GOOGLE SAYS 98 PERCENT OF THE INHABITED EARTH HAS BEEN CAPTURED FOR MAPS
We all know Google Earth and Maps covers a giant portion of the Earth, but did you know that the search giant has successfully captured 98 percent of the world where people live (via CNET)? That means almost every part of the world that’s inhabited, Google has professional pictures and scans of it. In total, this means the company has captured 36 million square miles of the Earth. It’s also captured 10 million miles of Street View imagery.
This isn’t a ground-breaking announcement or even something you’ll notice when you use Google Maps or Earth, but it’s still cool to hear about and goes to show you how serious Google is about giving you every glimpse of our world possible.

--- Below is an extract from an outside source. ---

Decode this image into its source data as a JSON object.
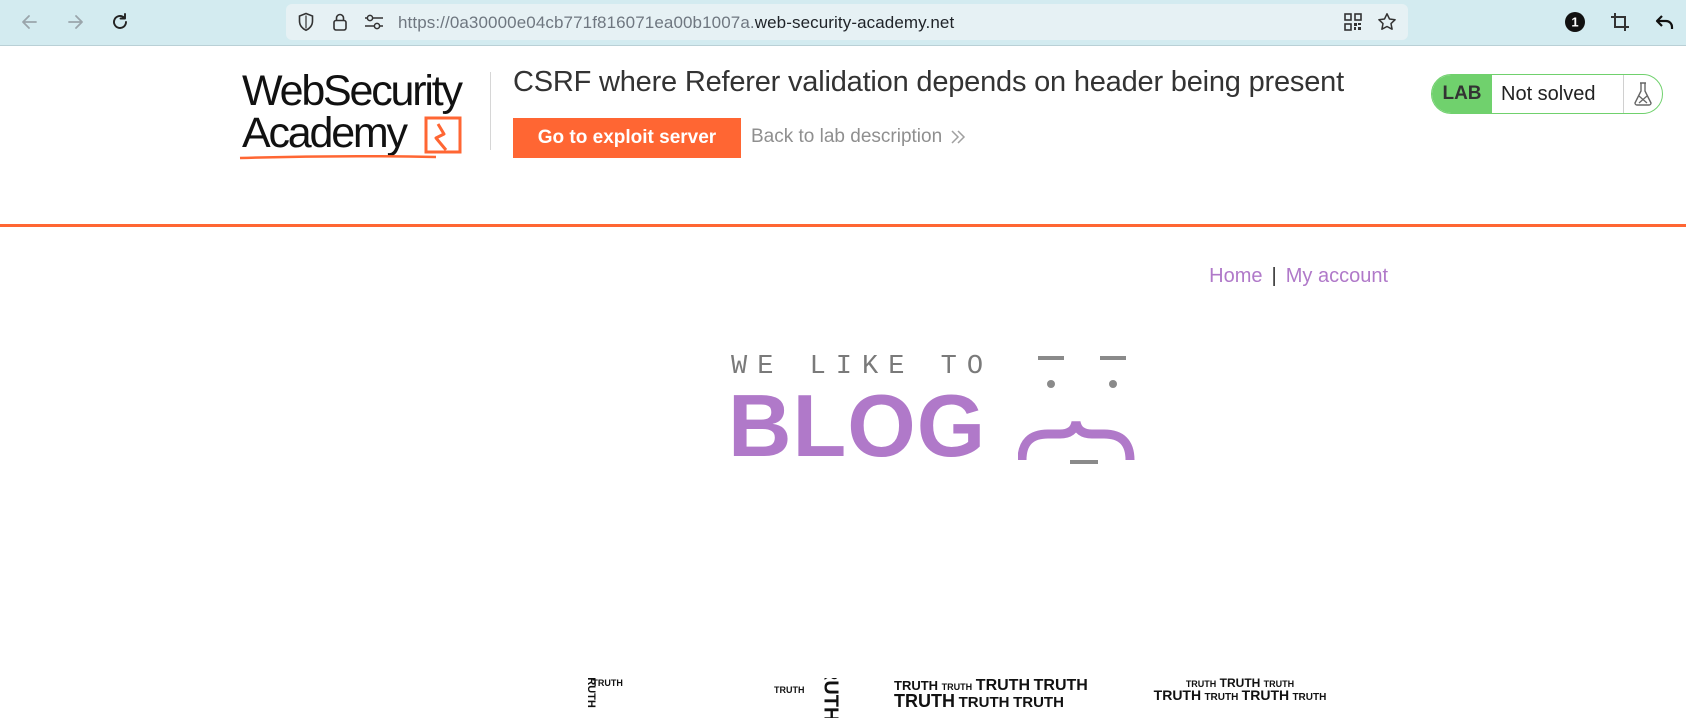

BILLBOARD WILL SOON INCLUDE VIDEO STREAMS IN ALBUM METRICS
This is a bit of a curveball. After all, I don’t often cover the music industry. But I’ve always been fascinated by it, so I thought I’d include some bonus coverage in today’s newsletter.
In an article, Billboard has announced it plans to start including video streams in album metrics to further boost an artist’s placement on the famous Billboard 200 albums chart. Videos on YouTube, Spotify, Apple, Tidal, and Vevo will all count, but those videos must be officially-licensed content “uploaded by or on behalf of rights holders.” That means you can’t just upload a video with your artist’s favorite song and listen to it thousands of times to help them increase their sales. Billboard has safeguards in place to avoid these tricks, and I’m sure they’re being extra careful around videos since they’re easy to manipulate.
These changes will go into effect beginning with the chart dated January 18th, 2020.
There probably won’t be much news this week. Since last week was slow and this is the last full week before Christmas, I can’t imagine many tech companies will be announcing new stuff between now and Friday. Because of this, on Friday, I’ll send out my last newsletter of the year. Be on the lookout for that!